The Insurance Corporation of British Columbia (“ICBC”) receives personal information from everyone who drives a vehicle in the province, including drivers’ names, addresses, license ID numbers, vehicle descriptions and VIN and plate numbers. One ICBC claims adjuster improperly accessed and sold various personal information of 78 ICBC customers to a third party, linking vehicle plates to their names and home addresses. This third party then used this information to engage in various criminal acts, including targeting the homes and vehicles of 13 of the 78 ICBC customers for acts of vandalism, arson, and violence.
At trial, ICBC customers whose personal information had been impacted brought a class action against ICBC. At trial, ICBC was found vicariously liable for its employee’s breach of s. 1 of the Privacy Act, RSBC 1996 c 373, which stipulates that it is a statutory tort for a person, willfully and without a claim of right, to violate the privacy of another. General damages were awarded on a class-wide basis.

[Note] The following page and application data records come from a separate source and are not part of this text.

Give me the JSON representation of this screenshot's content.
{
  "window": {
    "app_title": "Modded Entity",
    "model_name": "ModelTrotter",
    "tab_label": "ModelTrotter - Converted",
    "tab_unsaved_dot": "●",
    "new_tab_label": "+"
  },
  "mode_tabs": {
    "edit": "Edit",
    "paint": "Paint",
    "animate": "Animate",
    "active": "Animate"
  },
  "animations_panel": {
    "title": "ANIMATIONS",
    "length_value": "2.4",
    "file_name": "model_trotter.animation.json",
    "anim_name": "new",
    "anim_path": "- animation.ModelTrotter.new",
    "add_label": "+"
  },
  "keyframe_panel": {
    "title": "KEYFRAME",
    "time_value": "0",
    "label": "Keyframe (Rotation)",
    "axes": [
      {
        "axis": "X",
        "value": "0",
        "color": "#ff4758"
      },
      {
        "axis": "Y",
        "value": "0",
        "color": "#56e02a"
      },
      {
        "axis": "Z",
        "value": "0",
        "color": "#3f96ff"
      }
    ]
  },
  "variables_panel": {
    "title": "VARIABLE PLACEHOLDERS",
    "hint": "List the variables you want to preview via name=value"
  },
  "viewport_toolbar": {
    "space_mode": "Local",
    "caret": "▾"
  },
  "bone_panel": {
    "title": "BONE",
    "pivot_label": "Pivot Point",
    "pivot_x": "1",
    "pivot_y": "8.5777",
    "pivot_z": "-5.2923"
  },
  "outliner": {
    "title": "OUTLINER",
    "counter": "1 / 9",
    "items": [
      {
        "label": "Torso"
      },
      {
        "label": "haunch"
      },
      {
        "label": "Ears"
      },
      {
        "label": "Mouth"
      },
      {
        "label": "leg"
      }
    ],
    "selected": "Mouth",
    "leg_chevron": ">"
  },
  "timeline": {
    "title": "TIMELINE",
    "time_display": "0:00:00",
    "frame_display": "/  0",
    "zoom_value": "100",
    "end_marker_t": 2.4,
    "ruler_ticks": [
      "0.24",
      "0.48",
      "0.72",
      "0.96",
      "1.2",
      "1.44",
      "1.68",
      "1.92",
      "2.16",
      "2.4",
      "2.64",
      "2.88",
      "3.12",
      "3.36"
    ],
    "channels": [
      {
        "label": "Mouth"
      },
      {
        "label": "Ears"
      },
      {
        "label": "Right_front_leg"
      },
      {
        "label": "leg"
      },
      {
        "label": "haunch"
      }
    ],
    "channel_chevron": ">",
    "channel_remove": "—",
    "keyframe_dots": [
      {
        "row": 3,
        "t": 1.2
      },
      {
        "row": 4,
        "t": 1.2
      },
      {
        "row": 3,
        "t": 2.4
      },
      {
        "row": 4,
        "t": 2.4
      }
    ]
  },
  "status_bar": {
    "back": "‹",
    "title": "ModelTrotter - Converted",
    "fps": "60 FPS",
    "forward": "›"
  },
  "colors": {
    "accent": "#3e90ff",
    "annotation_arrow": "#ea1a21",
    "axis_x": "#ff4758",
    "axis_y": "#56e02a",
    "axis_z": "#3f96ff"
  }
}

ICBC appealed the court’s finding that it was vicariously liable, arguing that the information accessed by the claims adjuster was contact information that people would regularly provide to others and therefore could not be private. It also claimed to have put proper workplace privacy policies in place. In the alternative, ICBC argued the trial judge erred in awarding general damages on a class-wide basis.

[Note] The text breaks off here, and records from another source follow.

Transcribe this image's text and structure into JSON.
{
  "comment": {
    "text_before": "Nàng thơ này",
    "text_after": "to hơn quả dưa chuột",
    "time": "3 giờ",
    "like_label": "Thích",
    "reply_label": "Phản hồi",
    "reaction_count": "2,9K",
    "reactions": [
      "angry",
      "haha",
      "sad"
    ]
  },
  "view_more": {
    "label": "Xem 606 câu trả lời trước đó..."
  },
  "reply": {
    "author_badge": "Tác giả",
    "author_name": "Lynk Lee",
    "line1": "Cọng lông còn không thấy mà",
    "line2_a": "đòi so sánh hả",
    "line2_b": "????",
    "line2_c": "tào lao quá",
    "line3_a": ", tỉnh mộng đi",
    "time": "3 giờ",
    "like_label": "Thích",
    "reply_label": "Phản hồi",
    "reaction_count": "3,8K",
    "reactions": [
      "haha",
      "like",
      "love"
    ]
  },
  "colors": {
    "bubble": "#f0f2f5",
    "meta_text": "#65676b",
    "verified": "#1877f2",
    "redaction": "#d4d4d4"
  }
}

The determination of whether a breach of privacy has occurred in British Columbia considers the following factors: “the context, including the nature, incidence, and occasion of the act, the relationship of the parties, and the degree of privacy the person is entitled to” [para 2 of the decision summary]. The BCCA agreed with the trial judge’s earlier observation that ICBC acknowledged that the contact information was personal information entitled to privacy, pointing to ICBC’s internal code of ethics.

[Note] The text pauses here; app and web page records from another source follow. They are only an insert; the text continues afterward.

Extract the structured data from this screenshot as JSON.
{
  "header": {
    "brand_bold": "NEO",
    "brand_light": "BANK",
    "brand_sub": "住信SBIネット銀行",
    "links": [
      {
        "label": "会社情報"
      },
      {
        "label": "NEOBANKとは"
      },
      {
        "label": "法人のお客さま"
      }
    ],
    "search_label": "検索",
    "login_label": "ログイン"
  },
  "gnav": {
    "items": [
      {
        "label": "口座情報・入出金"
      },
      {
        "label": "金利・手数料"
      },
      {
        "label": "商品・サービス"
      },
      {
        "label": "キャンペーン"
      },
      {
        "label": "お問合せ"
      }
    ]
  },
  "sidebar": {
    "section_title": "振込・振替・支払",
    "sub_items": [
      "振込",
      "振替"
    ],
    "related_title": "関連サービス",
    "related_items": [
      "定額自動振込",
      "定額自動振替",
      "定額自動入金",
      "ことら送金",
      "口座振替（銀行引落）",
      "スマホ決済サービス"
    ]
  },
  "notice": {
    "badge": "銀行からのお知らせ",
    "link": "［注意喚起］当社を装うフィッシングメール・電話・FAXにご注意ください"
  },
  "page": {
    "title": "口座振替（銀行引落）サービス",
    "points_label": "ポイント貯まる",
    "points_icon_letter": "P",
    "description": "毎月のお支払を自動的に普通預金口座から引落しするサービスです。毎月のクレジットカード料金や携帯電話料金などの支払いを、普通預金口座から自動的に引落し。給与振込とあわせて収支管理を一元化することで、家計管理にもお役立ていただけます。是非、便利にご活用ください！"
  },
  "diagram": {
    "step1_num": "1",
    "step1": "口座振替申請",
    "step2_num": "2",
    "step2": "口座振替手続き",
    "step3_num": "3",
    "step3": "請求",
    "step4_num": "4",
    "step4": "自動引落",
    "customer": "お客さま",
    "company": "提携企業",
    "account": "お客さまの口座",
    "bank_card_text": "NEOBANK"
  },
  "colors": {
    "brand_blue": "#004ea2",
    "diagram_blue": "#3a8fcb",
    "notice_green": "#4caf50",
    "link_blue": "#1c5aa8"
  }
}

The BCCA further concluded that the class members’ assumptions that the information would be used for legitimate purposes was reasonable, as was their expectation that ICBC would keep their personal information private. As for vicarious liability, the test stems from Bazley v. Curry,  2 S.C.R. 534, where the Supreme Court of Canada focused on whether the employee’s conduct was sufficiently related to conduct authorized by the employer to justify imposing vicarious liability on the employer. The BCCA found that the employee’s engagement in illegal activities was closely tied to their work duties, meaning that without the employer’s equipment and proprietary information, the commission of these crimes would be impossible. The BCCA found these crimes to be sufficiently related to the conduct authorized which affirmed the trial judge’s ruling that ICBC was vicariously liable.